In the freedom convoys, and the more general prominence of trucks and yachts in right-wing demonstrations, the noise of horns and engines, and the sickly exhaust of the occasional coal roller, represent hyper-masculinist practices in which the sounds, smells, vibrations, and pollution of fossil fuels – all connected to their spectacular violence – can serve as assertions of an identity that is felt to be under threat. In addition, scholars have pointed out that the widespread media coverage of the Freedom convoys represents yet another kind of hyper-masculinist noise: the attention the convoys received was disproportionate to the scale of the original, local protest, in large part due to dark money from U.S. conservative groups and amplification by the U.S. right-wing media ecosystem.

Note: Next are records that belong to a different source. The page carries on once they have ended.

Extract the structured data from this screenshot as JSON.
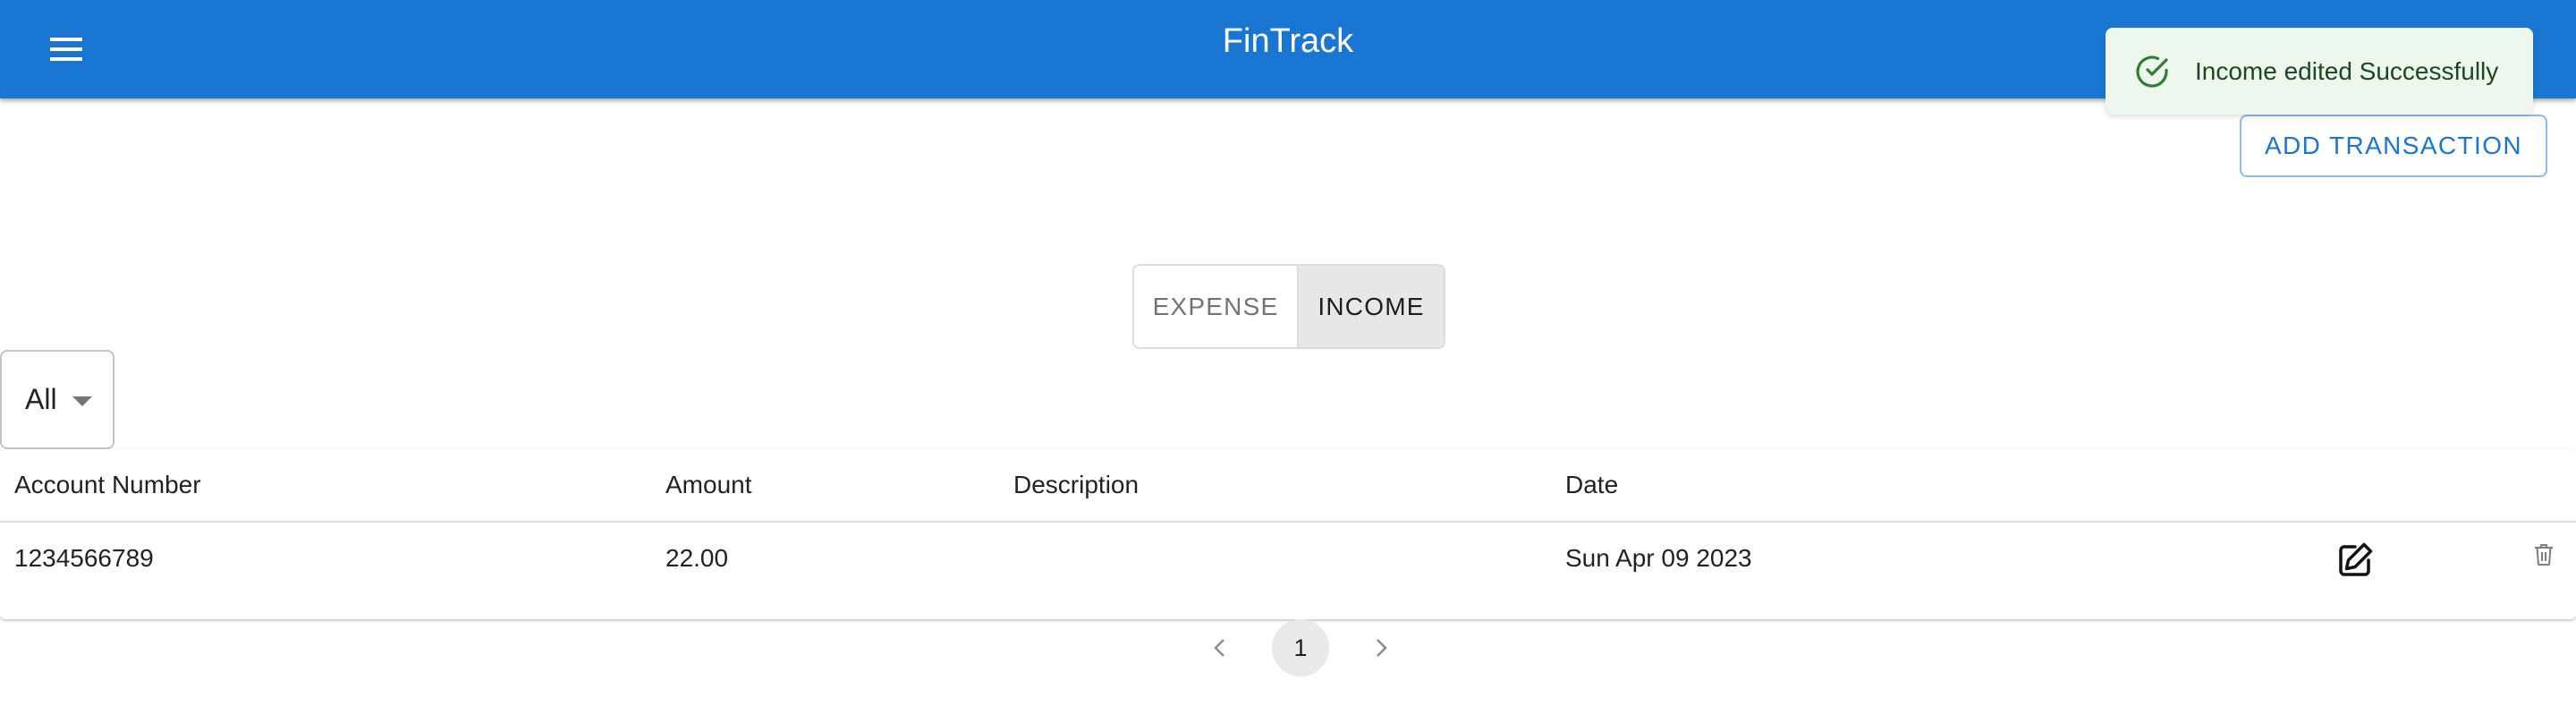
{
  "app": {
    "title": "FinTrack"
  },
  "header": {
    "menu_icon": "hamburger-menu-icon"
  },
  "toast": {
    "message": "Income edited Successfully",
    "icon": "check-circle-icon",
    "color": "#2e7d32"
  },
  "actions": {
    "add_transaction_label": "ADD TRANSACTION"
  },
  "type_toggle": {
    "options": [
      {
        "label": "EXPENSE",
        "selected": false
      },
      {
        "label": "INCOME",
        "selected": true
      }
    ]
  },
  "filter": {
    "value": "All"
  },
  "table": {
    "columns": [
      "Account Number",
      "Amount",
      "Description",
      "Date"
    ],
    "rows": [
      {
        "account_number": "1234566789",
        "amount": "22.00",
        "description": "",
        "date": "Sun Apr 09 2023",
        "edit_icon": "edit-icon",
        "delete_icon": "trash-icon"
      }
    ]
  },
  "pagination": {
    "current_page": "1",
    "prev_icon": "chevron-left-icon",
    "next_icon": "chevron-right-icon"
  },
  "colors": {
    "primary": "#1976d2",
    "toast_bg": "#edf7ed",
    "toast_text": "#1e4620"
  }
}
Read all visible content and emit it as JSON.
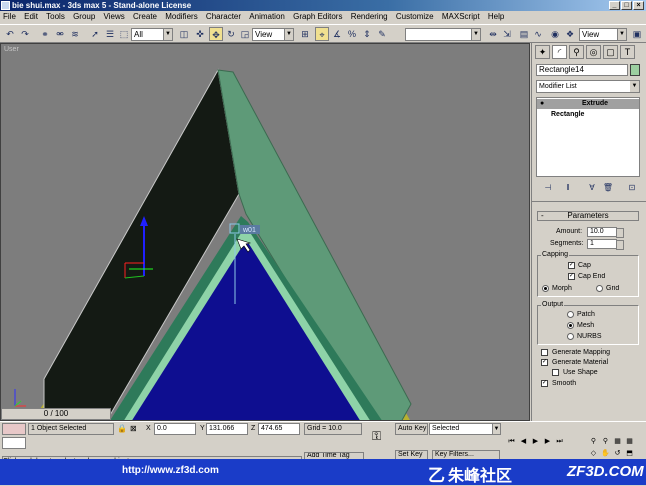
{
  "window": {
    "title": "bie shui.max - 3ds max 5 - Stand-alone License",
    "min": "_",
    "max": "□",
    "close": "×"
  },
  "menu": [
    "File",
    "Edit",
    "Tools",
    "Group",
    "Views",
    "Create",
    "Modifiers",
    "Character",
    "Animation",
    "Graph Editors",
    "Rendering",
    "Customize",
    "MAXScript",
    "Help"
  ],
  "toolbar": {
    "selection_filter": "All",
    "ref_coord": "View",
    "named_sel": "",
    "view_right": "View"
  },
  "viewport": {
    "label": "User",
    "gizmo_label": "w01"
  },
  "command_panel": {
    "object_name": "Rectangle14",
    "object_color": "#9ccfa0",
    "modifier_list": "Modifier List",
    "stack": [
      {
        "label": "Extrude",
        "selected": true
      },
      {
        "label": "Rectangle",
        "selected": false
      }
    ],
    "parameters": {
      "title": "Parameters",
      "amount_label": "Amount:",
      "amount": "10.0",
      "segments_label": "Segments:",
      "segments": "1",
      "capping_label": "Capping",
      "cap_start": "Cap",
      "cap_end": "Cap End",
      "morph": "Morph",
      "grid": "Grid",
      "output_label": "Output",
      "patch": "Patch",
      "mesh": "Mesh",
      "nurbs": "NURBS",
      "gen_mapping": "Generate Mapping",
      "gen_material": "Generate Material",
      "use_shape": "Use Shape",
      "smooth": "Smooth"
    }
  },
  "status": {
    "selected": "1 Object Selected",
    "prompt": "Click and drag to select and move objects",
    "x_label": "X",
    "x": "0.0",
    "y_label": "Y",
    "y": "131.066",
    "z_label": "Z",
    "z": "474.65",
    "grid": "Grid = 10.0",
    "auto_key": "Auto Key",
    "set_key": "Set Key",
    "key_mode": "Selected",
    "key_filters": "Key Filters...",
    "add_time_tag": "Add Time Tag",
    "time_slider": "0 / 100"
  },
  "footer": {
    "url": "http://www.zf3d.com",
    "logo_cn": "朱峰社区",
    "logo_en": "ZF3D.COM"
  }
}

The freedom convoys illustrate that the violence inherent in fossil fuels is not always a matter of political shame to be justified or concealed. In right-wing movements, fossil fuels are sometimes embraced precisely because they are violent, bursting the constraints of liberal, Western hypocrisy. Here, fossil violence is celebrated, acting as a welcome respite from the guilt, resignation, and often paralysis that otherwise grip the West in the face of global warming. The circle of political concern has been narrowed, in a satisfyingly simple moral taxonomy, to the pleasures of the White paterfamilias, whether as authoritarian leader or head of household. Likewise, the freedom expressed by the combination of fossil fuels and anti-vaccination points to the desire for a sovereign body and property that is not accountable to, nor dependent upon, others. Fossil fuels are entirely consistent with this notion of freedom.

Climate refusal

We ought to distinguish this climate refusal from outright denial, or from simply ignoring climate change, which is what most people who otherwise acknowledge its reality do. Ignoring can be dangerous, but it is a passive disposition, often connected to emotions of frustration or confusion, or even fear. Refusal is active. Angry. It demands struggle. An attachment to the righteousness of fossil fuel lifestyles, and to all the hierarchies that depend upon fossil fuels, produces a desire to not just deny, but to refuse climate change, and a willingness to engage in authoritarianism to do so.


To describe fossil violence as misogynistic is not to claim that gendered norms offer a totalising explanation for fossil fuel consumption and the authoritarianism it underwrites. But gender identities do have something to do with the pleasures of fossil fuel life, and quite a lot to do with the more extreme versions of fossil authoritarianism. The concept of petro-masculinity alerts us to the possibility that climate change can catalyse fascist desires to defend these fossil fantasies.

Cara Daggett is Assistant Professor of Political Science at Virginia Tech in the United States. She is interested in the politics of energy and the environment, feminist studies of science and technology, and histories of empire. Her book, ‘The Birth of Energy: Fossil Fuels, Thermodynamics, and the Politics of Work’ (Duke, 2019), was awarded the Clay Morgan Award for best book in environmental political theory and the Yale H. Ferguson Book Award from the International Association Northeast. Her work has been published in journals including Environmental Politics, Energy Research & Social Science, Millennium: Journal of International Studies and the International Feminist Journal of Politics.